● **Task requirements**
Please repeat every record below exactly as written, but leave out the pictures.

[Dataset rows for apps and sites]

==============================

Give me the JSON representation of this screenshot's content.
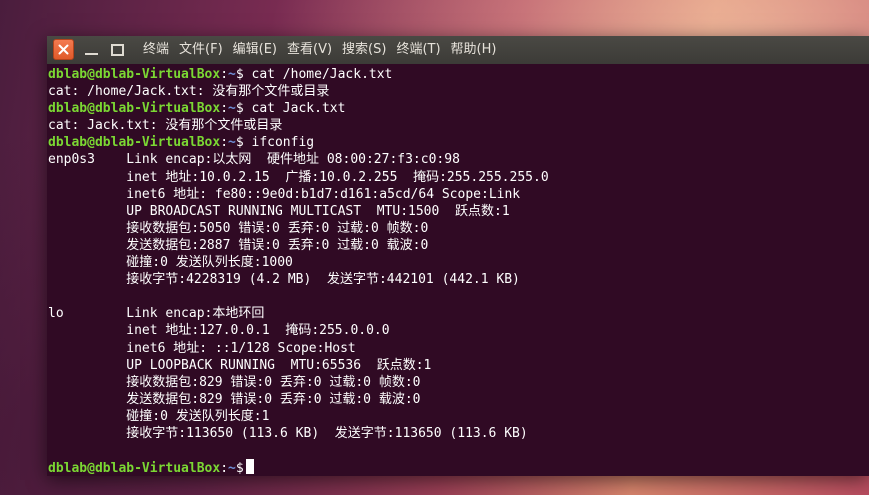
{
  "colors": {
    "terminal_bg": "#300a24",
    "prompt_user": "#7bd833",
    "prompt_path": "#6f8fd6",
    "text": "#ffffff",
    "titlebar": "#3c3b37",
    "close_button": "#e95420"
  },
  "window": {
    "buttons": {
      "close": "close-icon",
      "minimize": "minimize-icon",
      "maximize": "maximize-icon"
    },
    "menu": [
      "终端",
      "文件(F)",
      "编辑(E)",
      "查看(V)",
      "搜索(S)",
      "终端(T)",
      "帮助(H)"
    ]
  },
  "prompt": {
    "user_host": "dblab@dblab-VirtualBox",
    "colon": ":",
    "path": "~",
    "dollar": "$"
  },
  "lines": [
    {
      "type": "cmd",
      "command": " cat /home/Jack.txt"
    },
    {
      "type": "out",
      "text": "cat: /home/Jack.txt: 没有那个文件或目录"
    },
    {
      "type": "cmd",
      "command": " cat Jack.txt"
    },
    {
      "type": "out",
      "text": "cat: Jack.txt: 没有那个文件或目录"
    },
    {
      "type": "cmd",
      "command": " ifconfig"
    },
    {
      "type": "out",
      "text": "enp0s3    Link encap:以太网  硬件地址 08:00:27:f3:c0:98"
    },
    {
      "type": "out",
      "text": "          inet 地址:10.0.2.15  广播:10.0.2.255  掩码:255.255.255.0"
    },
    {
      "type": "out",
      "text": "          inet6 地址: fe80::9e0d:b1d7:d161:a5cd/64 Scope:Link"
    },
    {
      "type": "out",
      "text": "          UP BROADCAST RUNNING MULTICAST  MTU:1500  跃点数:1"
    },
    {
      "type": "out",
      "text": "          接收数据包:5050 错误:0 丢弃:0 过载:0 帧数:0"
    },
    {
      "type": "out",
      "text": "          发送数据包:2887 错误:0 丢弃:0 过载:0 载波:0"
    },
    {
      "type": "out",
      "text": "          碰撞:0 发送队列长度:1000"
    },
    {
      "type": "out",
      "text": "          接收字节:4228319 (4.2 MB)  发送字节:442101 (442.1 KB)"
    },
    {
      "type": "out",
      "text": ""
    },
    {
      "type": "out",
      "text": "lo        Link encap:本地环回"
    },
    {
      "type": "out",
      "text": "          inet 地址:127.0.0.1  掩码:255.0.0.0"
    },
    {
      "type": "out",
      "text": "          inet6 地址: ::1/128 Scope:Host"
    },
    {
      "type": "out",
      "text": "          UP LOOPBACK RUNNING  MTU:65536  跃点数:1"
    },
    {
      "type": "out",
      "text": "          接收数据包:829 错误:0 丢弃:0 过载:0 帧数:0"
    },
    {
      "type": "out",
      "text": "          发送数据包:829 错误:0 丢弃:0 过载:0 载波:0"
    },
    {
      "type": "out",
      "text": "          碰撞:0 发送队列长度:1"
    },
    {
      "type": "out",
      "text": "          接收字节:113650 (113.6 KB)  发送字节:113650 (113.6 KB)"
    },
    {
      "type": "out",
      "text": ""
    },
    {
      "type": "cmd",
      "command": "",
      "cursor": true
    }
  ]
}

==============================

● **Solution to this task**
Give me the JSON representation of this screenshot's content.
{
  "colors": {
    "terminal_bg": "#300a24",
    "prompt_user": "#7bd833",
    "prompt_path": "#6f8fd6",
    "text": "#ffffff",
    "titlebar": "#3c3b37",
    "close_button": "#e95420"
  },
  "window": {
    "buttons": {
      "close": "close-icon",
      "minimize": "minimize-icon",
      "maximize": "maximize-icon"
    },
    "menu": [
      "终端",
      "文件(F)",
      "编辑(E)",
      "查看(V)",
      "搜索(S)",
      "终端(T)",
      "帮助(H)"
    ]
  },
  "prompt": {
    "user_host": "dblab@dblab-VirtualBox",
    "colon": ":",
    "path": "~",
    "dollar": "$"
  },
  "lines": [
    {
      "type": "cmd",
      "command": " cat /home/Jack.txt"
    },
    {
      "type": "out",
      "text": "cat: /home/Jack.txt: 没有那个文件或目录"
    },
    {
      "type": "cmd",
      "command": " cat Jack.txt"
    },
    {
      "type": "out",
      "text": "cat: Jack.txt: 没有那个文件或目录"
    },
    {
      "type": "cmd",
      "command": " ifconfig"
    },
    {
      "type": "out",
      "text": "enp0s3    Link encap:以太网  硬件地址 08:00:27:f3:c0:98"
    },
    {
      "type": "out",
      "text": "          inet 地址:10.0.2.15  广播:10.0.2.255  掩码:255.255.255.0"
    },
    {
      "type": "out",
      "text": "          inet6 地址: fe80::9e0d:b1d7:d161:a5cd/64 Scope:Link"
    },
    {
      "type": "out",
      "text": "          UP BROADCAST RUNNING MULTICAST  MTU:1500  跃点数:1"
    },
    {
      "type": "out",
      "text": "          接收数据包:5050 错误:0 丢弃:0 过载:0 帧数:0"
    },
    {
      "type": "out",
      "text": "          发送数据包:2887 错误:0 丢弃:0 过载:0 载波:0"
    },
    {
      "type": "out",
      "text": "          碰撞:0 发送队列长度:1000"
    },
    {
      "type": "out",
      "text": "          接收字节:4228319 (4.2 MB)  发送字节:442101 (442.1 KB)"
    },
    {
      "type": "out",
      "text": ""
    },
    {
      "type": "out",
      "text": "lo        Link encap:本地环回"
    },
    {
      "type": "out",
      "text": "          inet 地址:127.0.0.1  掩码:255.0.0.0"
    },
    {
      "type": "out",
      "text": "          inet6 地址: ::1/128 Scope:Host"
    },
    {
      "type": "out",
      "text": "          UP LOOPBACK RUNNING  MTU:65536  跃点数:1"
    },
    {
      "type": "out",
      "text": "          接收数据包:829 错误:0 丢弃:0 过载:0 帧数:0"
    },
    {
      "type": "out",
      "text": "          发送数据包:829 错误:0 丢弃:0 过载:0 载波:0"
    },
    {
      "type": "out",
      "text": "          碰撞:0 发送队列长度:1"
    },
    {
      "type": "out",
      "text": "          接收字节:113650 (113.6 KB)  发送字节:113650 (113.6 KB)"
    },
    {
      "type": "out",
      "text": ""
    },
    {
      "type": "cmd",
      "command": "",
      "cursor": true
    }
  ]
}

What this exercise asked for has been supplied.